Books

For a good survey of modern physicists’ understandings of the universe, see Columbia University professor Brian Greene’s book, The Fabric of the Cosmos: Space, Time, and the Texture of Reality, Vintage, 2005.

For an in-depth overview of the picture of the universe that has grown out of Albert Einstein’s theories, read CalTech professor Kip Thorne’s book, Black Holes and Time Warps: Einstein’s Outrageous Legacy, WW Norton & Company, 1995.

Online Resources

To understand the radical re-imagining of the universe in relativity theory, it may help to investigate earlier models.
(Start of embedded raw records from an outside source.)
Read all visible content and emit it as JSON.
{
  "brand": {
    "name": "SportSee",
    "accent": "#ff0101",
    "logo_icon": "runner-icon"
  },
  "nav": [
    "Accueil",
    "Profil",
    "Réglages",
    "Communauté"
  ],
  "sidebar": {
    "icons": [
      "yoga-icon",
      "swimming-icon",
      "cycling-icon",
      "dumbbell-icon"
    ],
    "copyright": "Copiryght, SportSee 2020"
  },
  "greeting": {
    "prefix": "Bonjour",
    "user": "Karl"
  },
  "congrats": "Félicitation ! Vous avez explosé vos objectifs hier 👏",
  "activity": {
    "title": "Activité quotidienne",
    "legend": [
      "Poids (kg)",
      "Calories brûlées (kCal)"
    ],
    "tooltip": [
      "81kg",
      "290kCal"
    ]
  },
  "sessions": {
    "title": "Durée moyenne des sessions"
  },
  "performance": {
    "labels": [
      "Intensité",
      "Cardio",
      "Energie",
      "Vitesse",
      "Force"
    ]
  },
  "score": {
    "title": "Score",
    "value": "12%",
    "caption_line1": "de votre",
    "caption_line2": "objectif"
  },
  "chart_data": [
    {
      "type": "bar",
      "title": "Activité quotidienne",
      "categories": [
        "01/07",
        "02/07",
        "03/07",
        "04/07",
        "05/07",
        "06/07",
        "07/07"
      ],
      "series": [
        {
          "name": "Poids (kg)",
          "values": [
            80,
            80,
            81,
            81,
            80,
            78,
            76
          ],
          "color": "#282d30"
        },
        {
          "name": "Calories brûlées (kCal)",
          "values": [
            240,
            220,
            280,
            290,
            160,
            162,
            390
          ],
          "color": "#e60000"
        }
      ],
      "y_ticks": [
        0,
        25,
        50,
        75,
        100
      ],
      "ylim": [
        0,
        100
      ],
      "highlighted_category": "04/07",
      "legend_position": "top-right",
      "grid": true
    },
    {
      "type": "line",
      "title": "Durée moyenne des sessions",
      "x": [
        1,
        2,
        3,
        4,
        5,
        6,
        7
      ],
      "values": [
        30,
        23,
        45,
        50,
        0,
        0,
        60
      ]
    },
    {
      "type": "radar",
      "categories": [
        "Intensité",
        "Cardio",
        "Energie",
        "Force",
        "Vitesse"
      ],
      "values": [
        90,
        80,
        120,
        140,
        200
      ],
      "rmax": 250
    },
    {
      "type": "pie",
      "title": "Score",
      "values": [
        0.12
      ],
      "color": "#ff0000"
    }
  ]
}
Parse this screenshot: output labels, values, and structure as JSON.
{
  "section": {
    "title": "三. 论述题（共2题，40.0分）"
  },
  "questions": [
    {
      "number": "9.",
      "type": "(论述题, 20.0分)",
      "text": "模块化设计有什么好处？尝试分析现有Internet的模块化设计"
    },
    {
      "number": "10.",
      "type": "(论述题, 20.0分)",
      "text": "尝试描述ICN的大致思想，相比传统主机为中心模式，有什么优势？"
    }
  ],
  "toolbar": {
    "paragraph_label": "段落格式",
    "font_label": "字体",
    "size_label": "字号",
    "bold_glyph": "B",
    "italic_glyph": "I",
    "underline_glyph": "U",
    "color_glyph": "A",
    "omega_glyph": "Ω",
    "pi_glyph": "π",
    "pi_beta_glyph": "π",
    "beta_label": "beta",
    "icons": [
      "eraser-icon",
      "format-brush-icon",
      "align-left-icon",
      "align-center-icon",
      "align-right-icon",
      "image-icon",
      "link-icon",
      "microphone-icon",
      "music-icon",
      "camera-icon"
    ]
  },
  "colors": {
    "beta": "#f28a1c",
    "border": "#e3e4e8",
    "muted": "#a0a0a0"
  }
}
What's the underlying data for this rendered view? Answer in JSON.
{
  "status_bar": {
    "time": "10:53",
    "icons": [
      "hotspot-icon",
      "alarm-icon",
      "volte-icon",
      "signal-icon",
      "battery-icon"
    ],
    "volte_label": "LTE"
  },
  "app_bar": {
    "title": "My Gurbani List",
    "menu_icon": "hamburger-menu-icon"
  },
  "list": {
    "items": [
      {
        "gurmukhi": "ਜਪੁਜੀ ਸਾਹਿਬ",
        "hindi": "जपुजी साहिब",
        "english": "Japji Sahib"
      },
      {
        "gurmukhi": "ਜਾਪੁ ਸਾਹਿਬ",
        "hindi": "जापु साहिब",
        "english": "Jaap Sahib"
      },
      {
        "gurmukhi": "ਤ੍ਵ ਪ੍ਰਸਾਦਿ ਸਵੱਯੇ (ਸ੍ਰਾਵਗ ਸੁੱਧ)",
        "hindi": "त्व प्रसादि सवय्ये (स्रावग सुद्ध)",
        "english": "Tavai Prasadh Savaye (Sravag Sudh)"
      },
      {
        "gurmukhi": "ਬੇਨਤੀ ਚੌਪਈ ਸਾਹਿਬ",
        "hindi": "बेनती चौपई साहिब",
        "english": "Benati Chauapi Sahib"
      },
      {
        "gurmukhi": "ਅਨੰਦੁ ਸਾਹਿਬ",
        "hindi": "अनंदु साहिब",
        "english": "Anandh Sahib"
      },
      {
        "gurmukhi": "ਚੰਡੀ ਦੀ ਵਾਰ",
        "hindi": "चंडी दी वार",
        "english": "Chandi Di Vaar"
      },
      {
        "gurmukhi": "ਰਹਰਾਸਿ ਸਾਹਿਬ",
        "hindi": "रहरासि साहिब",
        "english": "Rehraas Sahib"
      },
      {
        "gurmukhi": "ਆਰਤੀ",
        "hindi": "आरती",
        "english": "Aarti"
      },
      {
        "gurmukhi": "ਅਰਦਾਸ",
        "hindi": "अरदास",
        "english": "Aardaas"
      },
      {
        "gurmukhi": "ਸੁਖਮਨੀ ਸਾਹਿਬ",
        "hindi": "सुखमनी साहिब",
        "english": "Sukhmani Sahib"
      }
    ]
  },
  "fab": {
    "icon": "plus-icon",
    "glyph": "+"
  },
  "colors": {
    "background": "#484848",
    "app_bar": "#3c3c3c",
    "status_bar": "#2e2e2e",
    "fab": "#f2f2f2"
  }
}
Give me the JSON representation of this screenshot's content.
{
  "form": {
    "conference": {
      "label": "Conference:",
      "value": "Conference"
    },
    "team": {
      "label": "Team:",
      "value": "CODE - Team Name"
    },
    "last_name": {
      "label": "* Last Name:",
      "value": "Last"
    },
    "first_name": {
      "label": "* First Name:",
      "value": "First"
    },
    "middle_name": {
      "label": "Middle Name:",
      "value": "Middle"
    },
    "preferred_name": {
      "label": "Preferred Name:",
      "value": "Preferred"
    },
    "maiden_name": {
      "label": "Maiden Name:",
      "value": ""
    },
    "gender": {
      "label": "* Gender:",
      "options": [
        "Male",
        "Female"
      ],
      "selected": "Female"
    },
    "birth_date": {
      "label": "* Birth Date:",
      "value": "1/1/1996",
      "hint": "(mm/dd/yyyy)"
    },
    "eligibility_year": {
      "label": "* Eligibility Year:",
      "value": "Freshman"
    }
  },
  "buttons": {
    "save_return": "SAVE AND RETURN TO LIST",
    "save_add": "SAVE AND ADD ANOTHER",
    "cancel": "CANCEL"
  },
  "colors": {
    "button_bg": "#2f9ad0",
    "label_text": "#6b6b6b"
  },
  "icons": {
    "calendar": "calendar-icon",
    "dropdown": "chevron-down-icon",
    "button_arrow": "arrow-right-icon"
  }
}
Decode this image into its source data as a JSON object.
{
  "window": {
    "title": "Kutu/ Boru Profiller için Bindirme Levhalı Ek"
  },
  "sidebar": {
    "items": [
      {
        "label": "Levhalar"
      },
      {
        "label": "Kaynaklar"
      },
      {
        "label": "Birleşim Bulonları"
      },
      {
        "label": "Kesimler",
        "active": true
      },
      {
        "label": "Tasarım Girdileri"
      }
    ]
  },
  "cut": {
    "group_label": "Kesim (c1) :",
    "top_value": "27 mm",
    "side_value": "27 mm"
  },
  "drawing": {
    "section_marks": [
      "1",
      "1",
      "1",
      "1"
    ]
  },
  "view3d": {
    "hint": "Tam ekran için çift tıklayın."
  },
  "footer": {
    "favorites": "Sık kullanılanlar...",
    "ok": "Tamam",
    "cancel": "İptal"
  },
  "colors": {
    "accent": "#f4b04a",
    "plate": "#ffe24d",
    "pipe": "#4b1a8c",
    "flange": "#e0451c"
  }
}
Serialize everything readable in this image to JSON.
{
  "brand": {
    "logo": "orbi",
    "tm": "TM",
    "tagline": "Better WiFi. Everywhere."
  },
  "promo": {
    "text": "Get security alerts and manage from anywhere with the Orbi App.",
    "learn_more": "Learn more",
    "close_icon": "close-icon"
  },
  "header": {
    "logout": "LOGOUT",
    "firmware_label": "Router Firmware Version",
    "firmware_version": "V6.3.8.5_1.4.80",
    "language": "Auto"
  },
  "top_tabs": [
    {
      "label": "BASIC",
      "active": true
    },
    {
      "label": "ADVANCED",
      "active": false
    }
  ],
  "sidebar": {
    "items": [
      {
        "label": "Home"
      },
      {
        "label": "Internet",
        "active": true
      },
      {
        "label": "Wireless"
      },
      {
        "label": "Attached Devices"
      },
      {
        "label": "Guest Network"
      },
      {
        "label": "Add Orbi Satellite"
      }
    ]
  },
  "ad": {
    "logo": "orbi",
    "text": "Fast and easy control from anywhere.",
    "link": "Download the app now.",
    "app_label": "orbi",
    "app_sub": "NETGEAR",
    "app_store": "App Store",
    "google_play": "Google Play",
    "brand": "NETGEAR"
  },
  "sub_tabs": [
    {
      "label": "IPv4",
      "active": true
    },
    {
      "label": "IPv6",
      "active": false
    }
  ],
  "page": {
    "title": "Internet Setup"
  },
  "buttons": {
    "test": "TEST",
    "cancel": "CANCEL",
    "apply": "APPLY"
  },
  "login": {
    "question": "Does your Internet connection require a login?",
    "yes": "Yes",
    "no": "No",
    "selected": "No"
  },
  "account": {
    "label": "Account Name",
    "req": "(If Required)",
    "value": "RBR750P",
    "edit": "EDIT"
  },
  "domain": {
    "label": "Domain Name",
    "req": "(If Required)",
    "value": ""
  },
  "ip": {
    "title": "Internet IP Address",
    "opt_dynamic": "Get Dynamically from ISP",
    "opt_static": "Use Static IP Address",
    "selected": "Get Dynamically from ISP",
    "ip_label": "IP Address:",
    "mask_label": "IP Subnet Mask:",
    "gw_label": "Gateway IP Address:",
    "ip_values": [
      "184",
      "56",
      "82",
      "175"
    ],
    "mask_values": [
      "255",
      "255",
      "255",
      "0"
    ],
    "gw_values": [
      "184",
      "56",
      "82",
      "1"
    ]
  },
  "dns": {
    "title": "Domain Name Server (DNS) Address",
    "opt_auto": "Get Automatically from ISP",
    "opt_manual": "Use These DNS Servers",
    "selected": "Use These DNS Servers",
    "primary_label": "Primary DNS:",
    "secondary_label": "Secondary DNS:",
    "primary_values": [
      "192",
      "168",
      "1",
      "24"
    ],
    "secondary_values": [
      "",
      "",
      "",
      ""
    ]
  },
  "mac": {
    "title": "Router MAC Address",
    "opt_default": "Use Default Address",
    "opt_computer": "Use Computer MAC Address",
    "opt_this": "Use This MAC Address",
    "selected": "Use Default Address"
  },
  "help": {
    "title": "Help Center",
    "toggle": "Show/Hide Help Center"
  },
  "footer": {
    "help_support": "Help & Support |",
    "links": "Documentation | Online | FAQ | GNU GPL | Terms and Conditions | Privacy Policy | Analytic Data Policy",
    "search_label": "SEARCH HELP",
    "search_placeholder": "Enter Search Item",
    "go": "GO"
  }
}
Here’s an overview from the Australian national science agency, CSIRO.
http://www.atnf.csiro.au/outreach//education/senior/cosmicengine/historytop.html


A good overview of Einstein’s thinking, with animations, can be found at this page from the University of New South Wales, by physics professor Joe Wolfe. http://newt.phys.unsw.edu.au/einsteinlight/


More information about Albert Einstein, his work, and modern research in relativity is available at Einstein Online, presented by the Max Plank Institute for Gravitational Physics. http://www.einstein-online.info/


Read about Albert Einstein’s life and work at this biographically rich site, presented by the American Institute of Physics. http://www.aip.org/history/einstein/


John Norton, professor at the University of Pittsburgh, explains Einstein’s thought experiment on chasing a beam of light. http://www.pitt.edu/~jdnorton/Goodies/Chasing_the_light/
More on Einstein’s work and thinking by Norton can be found here: http://www.pitt.edu/~jdnorton/Goodies/


Einstein’s ideas on relativity have been tested through numerous experiments. You can get a quick overview from NASA here: http://imagine.gsfc.nasa.gov/docs/ask_astro/answers/980327b.html
Or visit this webpage by physicist Tom Roberts, hosted at the Mathematics Department of the University of California, Riverside, for a great amount of detail: http://math.ucr.edu/home/baez/physics/Relativity/SR/experiments.html


The effects of relativity can be hard to see, but understanding the phenomenon has some practical uses, such as in running the Global Positioning Satellite system. A reader-friendly description by C. Renée James, professor at Sam Houston State University, can be found here: http://blogs.discovermagazine.com/crux/2014/08/29/like-gps-thank-relativity/#.VAXei2Sqopw


Get a sense of the size of the universe by following this guide to a trip at the speed of light, by professor Gene Smith, from the University of California, San Diego. http://casswww.ucsd.edu/archive/public/tutorial/Intro.html


Explore images and 3D maps based on research from the Sloan Digital Sky Survey here: http://www.sdss.org/

Students can also classify galaxies at the Galaxy Zoo. http://www.galaxyzoo.org/